Today, students helped to tear down the team-built game elements on the field in anticipation of the arrival of official game elements. The high goal, pyramid, its top goal, the feeder station, and all prototypes (shooter, intake, indexer, conveyor) were taken apart. The wood has been taken to the outside shed area, and the metal and other pieces have been stored away. In addition, the field was cleaned and vacuumed, and the robots on the field were moved to one corner to allow for sufficient space for the driver to practice.
Meanwhile, students also removed vital electronics from the 2010 robot. The team helped remove its power distribution board, digital sidecar, spike relay, and compressor to store for (possible) future use. PWM wires, encoder wires, and miscellaneous screws and nuts were returned to their appropriate bin.
The team’s primary driver, Abhi Kumar, practiced driving around on the field. A circle was made on the field with tape for the driver to practice driving in circles. In addition, three frisbees were placed on the field as obstacles to practice driving around. The 2013 practice robot was used to drive around the field. For more security and safety, students attached pool noodles to the four sides of the robot to prevent scratches and damage in the case of collisions.
The team also continued manfacturing parts on the lathe and the mill. Students made two different kinds of spacers for the gearbox using the lathe. Additionally, the front roller tubes for the intake were manufactured on the lathe. The students plan to have these two tasks finished tonight.
Meanwhile, other students used the mill to create “pockets” in the wooden bumper frames. These indents in the wood would later be used to attach the metal hinges.
Milling pockets in the bumper wood
The bumper frame wood and the CAD drawing
The programmers worked on implementing the shooter loader solenoid in the Shooter subsystem class. They also got the code for the 2013 robot ready for driver practice. They found that the deadband for the right joystick’s x-axis was too high (0.1). Also, there seems to be some odd and jumpy turning behaviors, which the programmers believe is caused by the cheesy drive command. The current deadband simply ignores joystick input if its value is less than the deadband value, so there is a jump in power when the joystick is moved above the threshold.

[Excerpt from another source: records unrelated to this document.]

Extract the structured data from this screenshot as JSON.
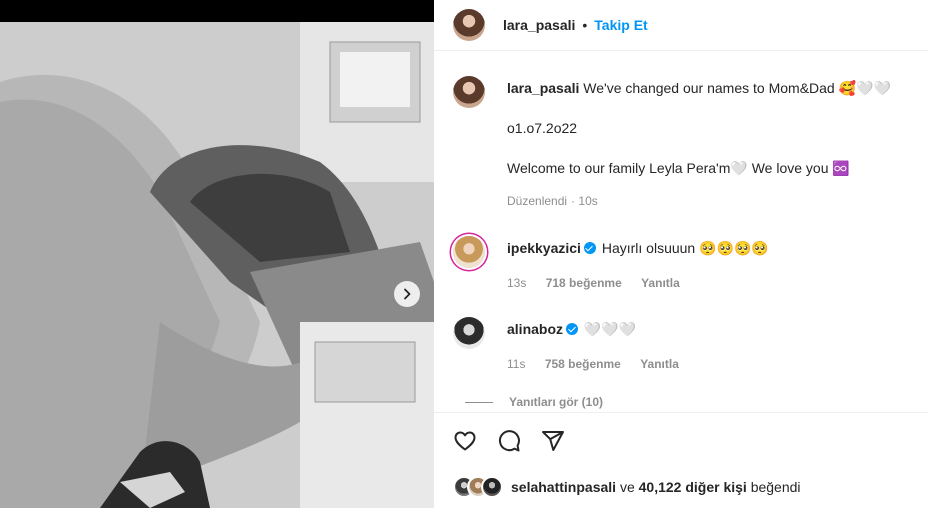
{
  "header": {
    "username": "lara_pasali",
    "dot": "•",
    "follow_label": "Takip Et"
  },
  "caption": {
    "username": "lara_pasali",
    "line1": "We've changed our names to Mom&Dad 🥰🤍🤍",
    "line2": "o1.o7.2o22",
    "line3": "Welcome to our family Leyla Pera'm🤍 We love you ♾️",
    "edited": "Düzenlendi",
    "time": "10s"
  },
  "comments": [
    {
      "username": "ipekkyazici",
      "text": "Hayırlı olsuuun 🥺🥺🥺🥺",
      "time": "13s",
      "likes": "718 beğenme",
      "reply": "Yanıtla"
    },
    {
      "username": "alinaboz",
      "text": "🤍🤍🤍",
      "time": "11s",
      "likes": "758 beğenme",
      "reply": "Yanıtla"
    }
  ],
  "view_replies": "Yanıtları gör (10)",
  "actions": {
    "like": "heart-icon",
    "comment": "comment-icon",
    "share": "share-icon"
  },
  "likes_line": {
    "user": "selahattinpasali",
    "connector": "ve",
    "count": "40,122 diğer kişi",
    "suffix": "beğendi"
  },
  "colors": {
    "accent": "#0095f6",
    "text": "#262626",
    "muted": "#8e8e8e"
  }
}
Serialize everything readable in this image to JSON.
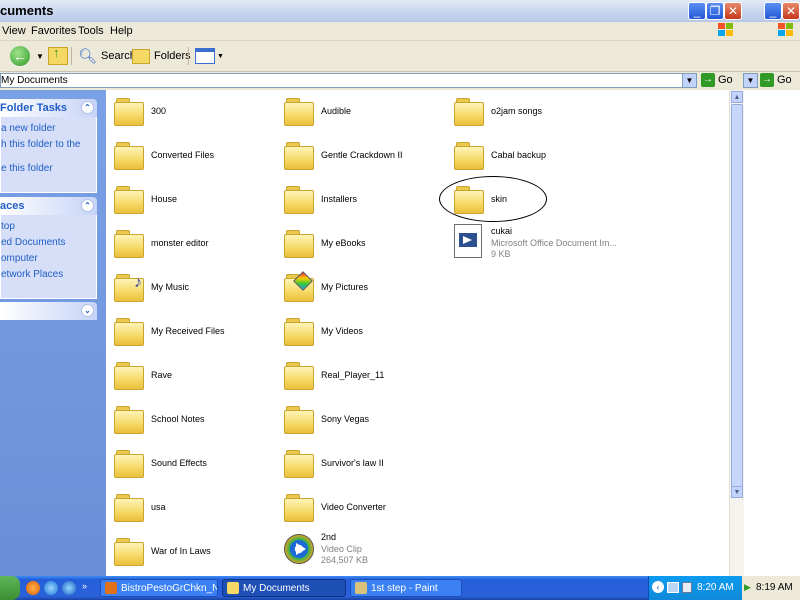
{
  "window": {
    "title": "cuments"
  },
  "menu": {
    "items": [
      "View",
      "Favorites",
      "Tools",
      "Help"
    ]
  },
  "toolbar": {
    "search": "Search",
    "folders": "Folders"
  },
  "address": {
    "value": "My Documents",
    "go": "Go",
    "go2": "Go"
  },
  "left_pane": {
    "folder_tasks": {
      "title": "Folder Tasks",
      "items": [
        "a new folder",
        "h this folder to the",
        "e this folder"
      ]
    },
    "places": {
      "title": "aces",
      "items": [
        "top",
        "ed Documents",
        "omputer",
        "etwork Places"
      ]
    }
  },
  "files": [
    {
      "name": "300"
    },
    {
      "name": "Audible"
    },
    {
      "name": "o2jam songs"
    },
    {
      "name": "Converted Files"
    },
    {
      "name": "Gentle Crackdown II"
    },
    {
      "name": "Cabal backup"
    },
    {
      "name": "House"
    },
    {
      "name": "Installers"
    },
    {
      "name": "skin"
    },
    {
      "name": "monster editor"
    },
    {
      "name": "My eBooks"
    },
    {
      "name": "cukai",
      "type": "Microsoft Office Document Im...",
      "size": "9 KB"
    },
    {
      "name": "My Music"
    },
    {
      "name": "My Pictures"
    },
    {
      "name": "My Received Files"
    },
    {
      "name": "My Videos"
    },
    {
      "name": "Rave"
    },
    {
      "name": "Real_Player_11"
    },
    {
      "name": "School Notes"
    },
    {
      "name": "Sony Vegas"
    },
    {
      "name": "Sound Effects"
    },
    {
      "name": "Survivor's law II"
    },
    {
      "name": "usa"
    },
    {
      "name": "Video Converter"
    },
    {
      "name": "War of In Laws"
    },
    {
      "name": "2nd",
      "type": "Video Clip",
      "size": "264,507 KB"
    }
  ],
  "taskbar": {
    "buttons": [
      "BistroPestoGrChkn_N...",
      "My Documents",
      "1st step - Paint"
    ],
    "clock1": "8:20 AM",
    "clock2": "8:19 AM"
  }
}
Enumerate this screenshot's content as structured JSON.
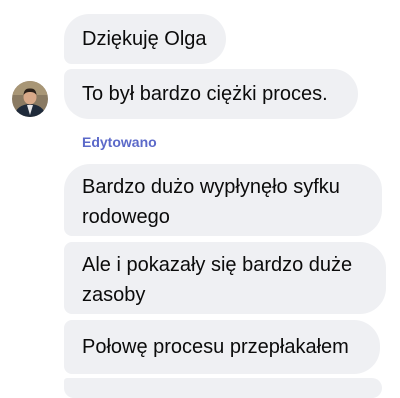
{
  "messages": [
    "Dziękuję Olga",
    "To był bardzo ciężki proces.",
    "Bardzo dużo wypłynęło syfku rodowego",
    "Ale i pokazały się bardzo duże zasoby",
    "Połowę procesu przepłakałem"
  ],
  "edited_label": "Edytowano",
  "colors": {
    "bubble_background": "#eff0f3",
    "edited_text": "#5b69c9",
    "message_text": "#0b0b0b"
  }
}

Ideally, the programmers want to modify the drive code so that the power builds up after the joystick has been moved past the deadband.
Tomorrow, the programmers will investigate these problems in greater detail.
- Investigate problems in cheesy drive code
- Continue driver practice
- Continue bumper assembly and manufacturing